  • 24. Independent school standards Education (Independent Schools Standards) Regulations 2003 Cover: – The quality of education provided – The spiritual, moral, social and cultural development of pupils – The welfare, health and safety of pupils – The suitability of proprietors and staff – Premises and accommodation – The provision of information – Complaints handling
  • 25. Inspections ISC schools in England inspected by the Independent Schools Inspectorate (ISI) Every 3 years Five days notice or unannounced Standard and interim inspections Purpose of inspection – Report to DfE on compliance with Independent School Standards – Report to Ofsted on Childcare/Early Years compliance – Assure that quality of provision maintained – Help schools improve/inform parents
  • 26. Boarding Schools School arranges or provides overnight accommodation at school or elsewhere National Minimum Standards for Boarding Schools, which cover: – welfare policies and procedures – organisation and management – welfare support to boarders – staffing – premises Boarding provision inspected by Ofsted
  • 27. Charitable independent schools Governors are: – Charity trustees – If CLG: Company directors Often, company law members Duties and responsibilities – Key duty: advance purpose of charity – Responsible for proper administration of charity – Ultimately responsible for everything charity does – Act reasonably and prudently
  • 28. Duties and responsibilities (2) Safeguard and protect assets Act collectively Act in best interests of charity Avoid conflicts of interest Meet public benefit test – Have regard to guidance when exercising powers/duties – Report on how meeting test If company director, comply with Companies Act duties
  • 29. Charitable schools Governors accountable to: – Charity Commission – HMRC – ‘fit and proper person’ test – Companies House (if company) – parents – staff – pupils – members (if separate) – community

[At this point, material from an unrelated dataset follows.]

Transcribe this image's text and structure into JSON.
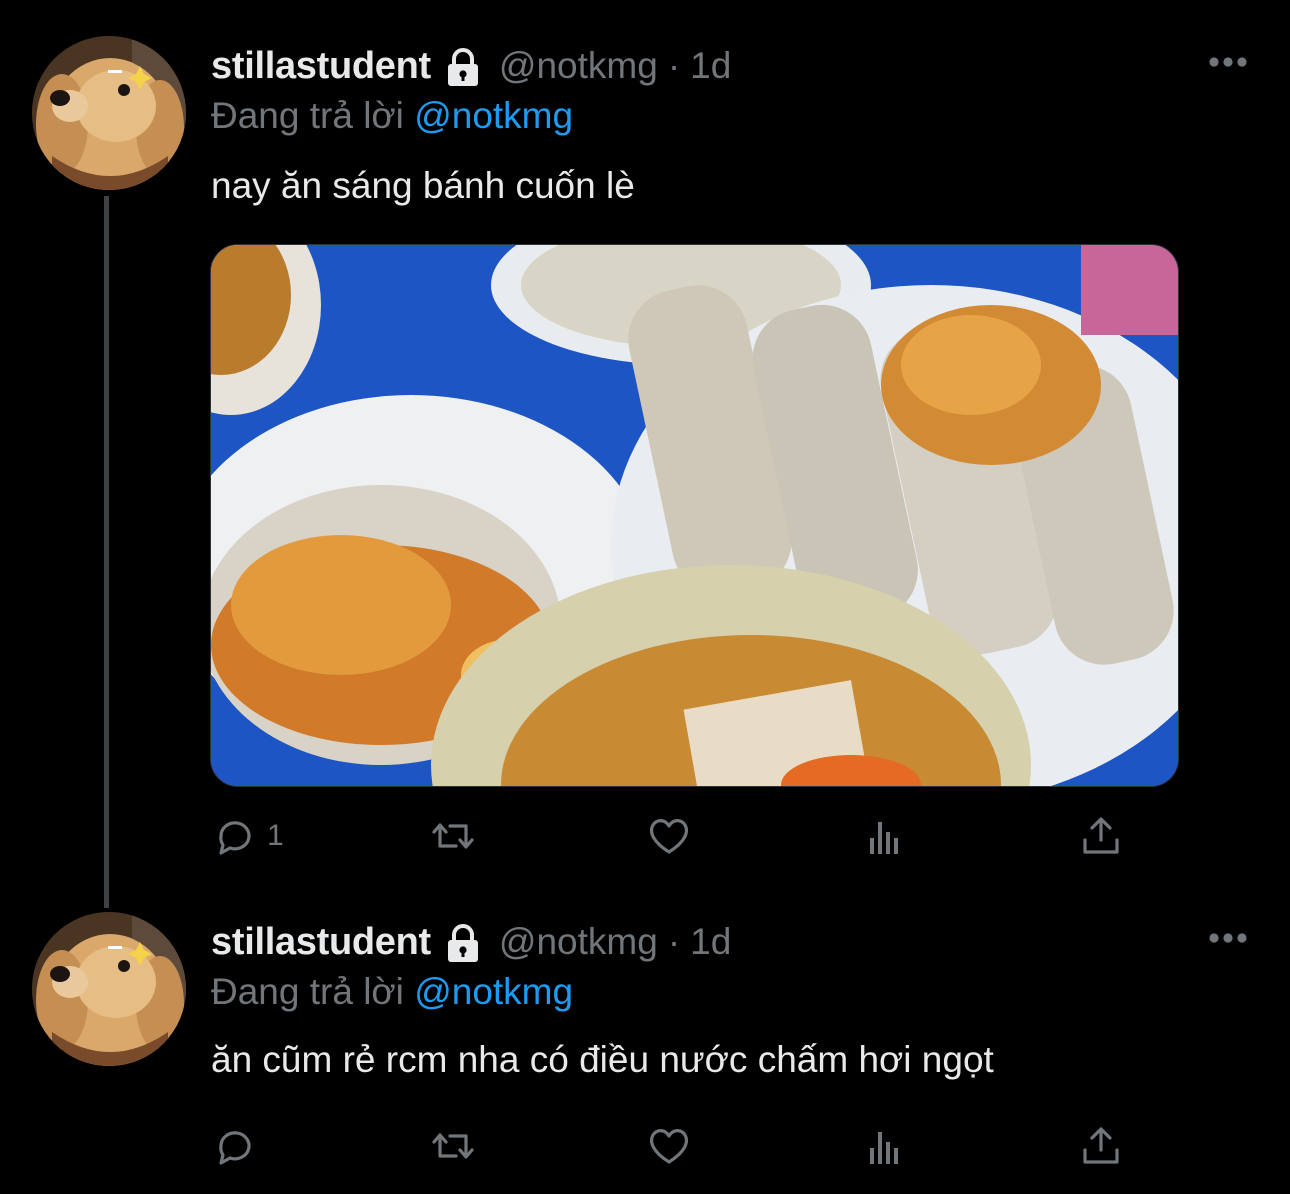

  • 30. Charity Commission Dual role to supervise and regulate charities in England and Wales Powers to: – instigate formal inquiries – act for protection of charities – supervise charities Include powers to: – suspend, remove or appoint trustees/officers/employees – freeze assets and bank accounts – restrict transactions – appoint an interim manager – make orders directing action
  • 31. Regulation in action – St Peters Independent School Charity Commission Investigation Headmaster - allegations of physical harm Failing educational, welfare and organisational standards Failure to address complaints made about child protection and about the school and staff
  • 32. The Governors’ response No action against Head - allegations unfounded and malicious Ignored advice of agencies to suspend Head to retire at end of academic year Head to return as a consultant to effect ‘hand over’ Access to pupils to be monitor Ofsted inspection Did this satisfy the Charity Commission?
  • 33. No….Commission found Governors failed to discharge their duty to act in the best interest of the School, its pupils, staff and stakeholders – Inadequate management of allegations about the Head – Failure to take adequate steps to protect beneficiaries (pupils) – Inadequate supervision and monitoring of activities of the School – Inadequate Child protection policies and procedures Complaints policy Decision-making processes Risk management processes
  • 34. Intervention by the Commission Initial investigation - misleading information given Formal inquiry 1st direction for protection of charity - failure to comply 2nd direction for protection of charity – Governance review (six months) – Reports to Commission
  • 35. Governance review Delegation (policies and procedures) Procedures to ensure Governors engaged in the supervision of the school its staff and activities Complaints procedure Child protection policies and procedures, training Risk management strategy Make up of the Board of Governors
  • 36. Adrian Pashley senior solicitor, Charities and Education team New Kings Court, Tollgate, Chandlers Ford, Eastleigh SO53 3LG adrian.pashley@bllaw.co.uk
  • 37. Final thoughts Adrian Owen, partner Insolvency and Business Recovery team
  • 38. What happens when it all goes wrong? Newlands College – a lesson from history? The new ‘Permissive Society’
  • 39. Questions